Professor Rogers will lead a master class, Advanced Program Logic, this August on better ways to develop, represent and use program logic. The class is designed for people with previous experience developing or using program logic, and will be shaped around the challenges and questions identified by participants beforehand.

Participants will see that the value of program logic goes beyond being used just for budget bids or planning projects. It can also support effective management and implementation once the project begins and guide monitoring and evaluation. It can also be used for small projects, large programs, and complicated multi-partner, multi-site initiatives.

Professor Rogers’ current work using program logic is with the Transformative Change Learning Partnership of the Climate Investment Funds (CIF), which is supporting climate change adaptation and mitigation projects in 72 developing and middle income countries. The $8.3 billion pledged to the CIF from 14 countries ($166.62m from Australia) is expected to attract an additional $58 billion in co-financing for a portfolio of over 300 projects.

ANZSOG is offering a special discount offer of $1650 (save $250) for those interested in participating in both Advanced Program Logic and the complementary workshop Making the Most of Performance Indicators. The latter, developed and implemented by Associate Professor Greet Peersman, focuses on performance information systems for large-scale programs, strengthening participants’ ability to articulate the strengths and limitations of the performance system they work in and the role they can play in making improvements.
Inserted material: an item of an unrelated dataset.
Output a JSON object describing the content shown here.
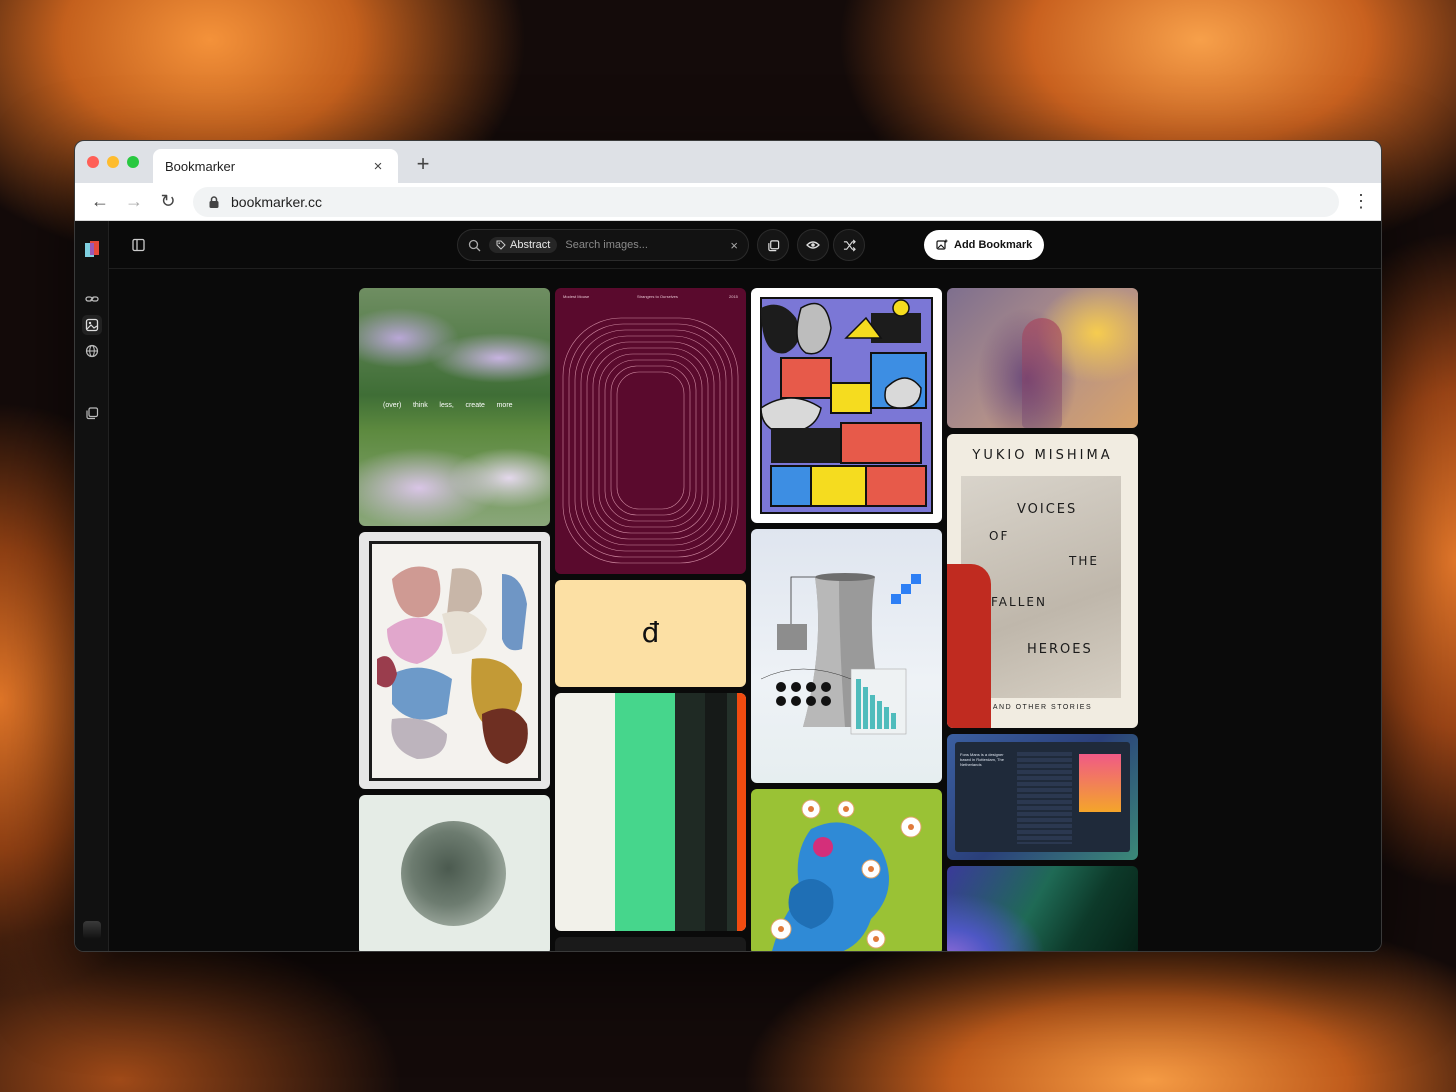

Registrations for Advanced Program Logic are now open. Discounts are also available for groups of four or more and ANZSOG Alumni are also eligible to receive a 15% discount*

*Only one discount offer is redeemable for each registration.

Free Resources:

Guidance and resources on a range of options for developing, representing and using program logic.